“You guys are officially graduates of Kids Building Bikes,” said Kevin Duitsman, the curriculum and instructional facilitator, followed with a resounding cheer by a handful of teenagers and their parents. “You’re the 404th graduates of Kids Building Bikes.

After completing 16 hours of all the hands-on work that goes into building a bicycle during Nine13sports’ month-long program, the group finally got to feel the air blow through their hair and the sun shine on their faces while riding their brand new bicycles through Riverside Park near the nonprofit's headquarters.

“(The program) was incredible. I really liked learning the ropes and getting the hang of stuff," Isaac Stuller said. "Even though it was hard, in the end, it just made me feel like a better engineer. When I rode it, I was like, ‘I built this.’ It makes me feel good inside.”

Stuller is one of five students participating in the program from Independence Academy, a local school designed for students with autism.

“In our mind, I was not expecting this. I was expecting kind of an auto repair place with bikes everywhere and things everywhere,” Jnai Stuller, Isaac’s mom said. “And with (Isaac) being autistic, we were like, ‘can they handle … I don’t know,’ and it’s just, the staff’s amazing.
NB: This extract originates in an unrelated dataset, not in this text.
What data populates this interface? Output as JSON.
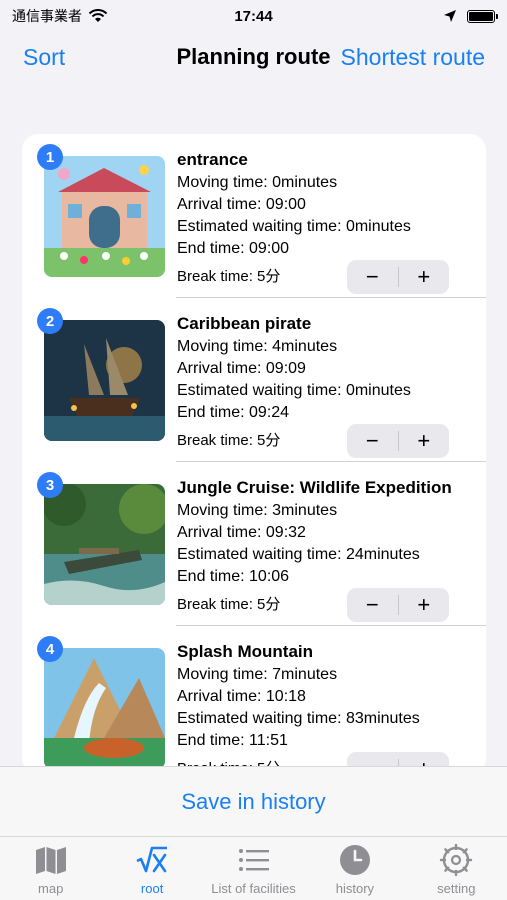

I think it’s one of the best programs I’ve ever seen."

Anthony Saliba, left, and Isaac Stuller use wrenches to tighten the brake system on their bicycles during class, Thursday, March 7, 2024, at Nine13sports in Indianapolis.
Anthony Saliba, left, and Isaac Stuller use wrenches to tighten the brake system on their bicycles during class, Thursday, March 7, 2024, at Nine13sports in Indianapolis.
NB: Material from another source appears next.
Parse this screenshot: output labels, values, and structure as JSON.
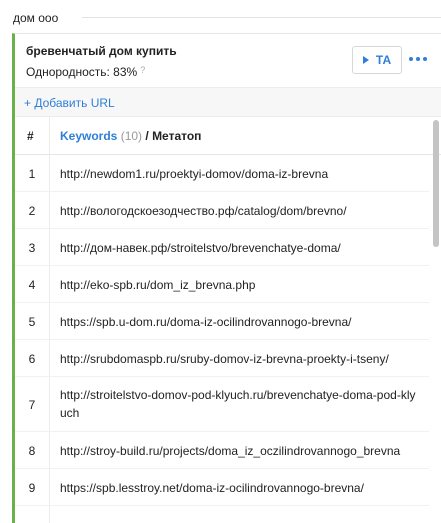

It’s safe to say that most adults haven’t built a bicycle from beginning to end, let alone spend 16 hours in a workshop practicing how to use an array of tools, learning proper safety techniques and dirtying up their hands with grease.

In a historical automobile warehouse along North Indianapolis’ Central Canal Towpath, Matty Bennett and Duitsman are making sure that changes by helping the next generation.
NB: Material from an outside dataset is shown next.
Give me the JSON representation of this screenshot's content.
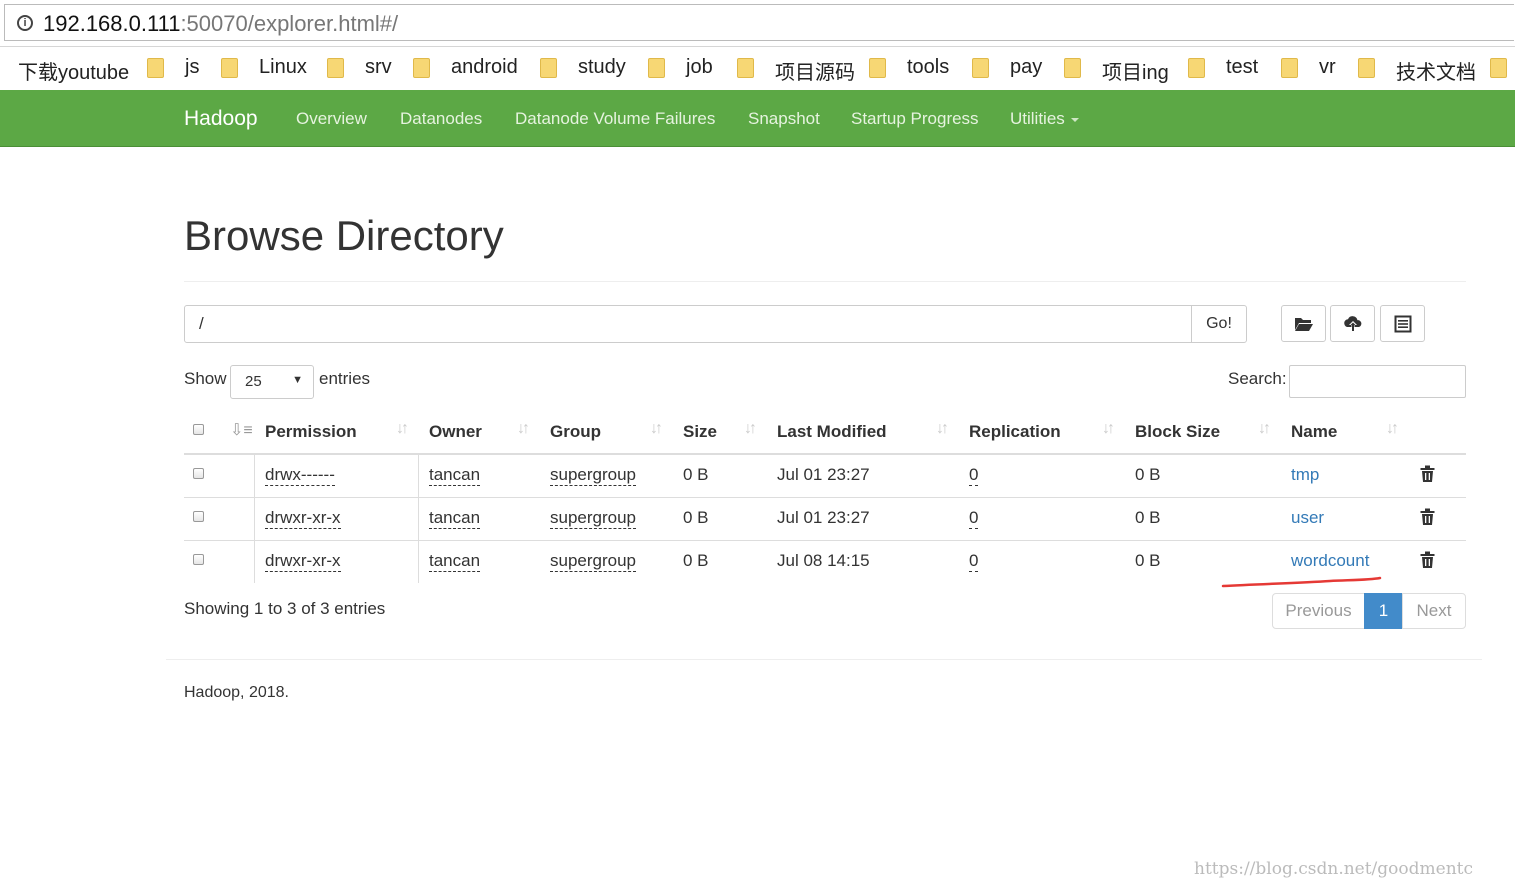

Kids Building Bikes Open Enrollment: Learn more about how to sign up for classes

Bennett, the Building Bikes director with a storied background in bicycles, motorcycles, teaching and design, and Duitsman, a “lifer,” in a bike shop where he worked as a mechanic for the past 27 years before a brief stint as an award-winning Indianapolis Public Schools teacher during the pandemic, agree that Kids Building Bikes is all about “exposing kids to bicycles that wouldn’t otherwise be exposed to bicycles,” Duitsman said.

After each Kids Building Bikes class ends, Duitsman said that the No. 1 bit of feedback they get from parents is a growth of confidence within their children.

"This is giving bicycles back to youth and hopefully inspiring them to pick up another healthy habit," Duitsman said. "They may never touch a bicycle again, but they might become an auto mechanic, they might become an engineer."

This article originally appeared on Indianapolis Star: Kids Building Bikes hopes to shift gears for Indy's youth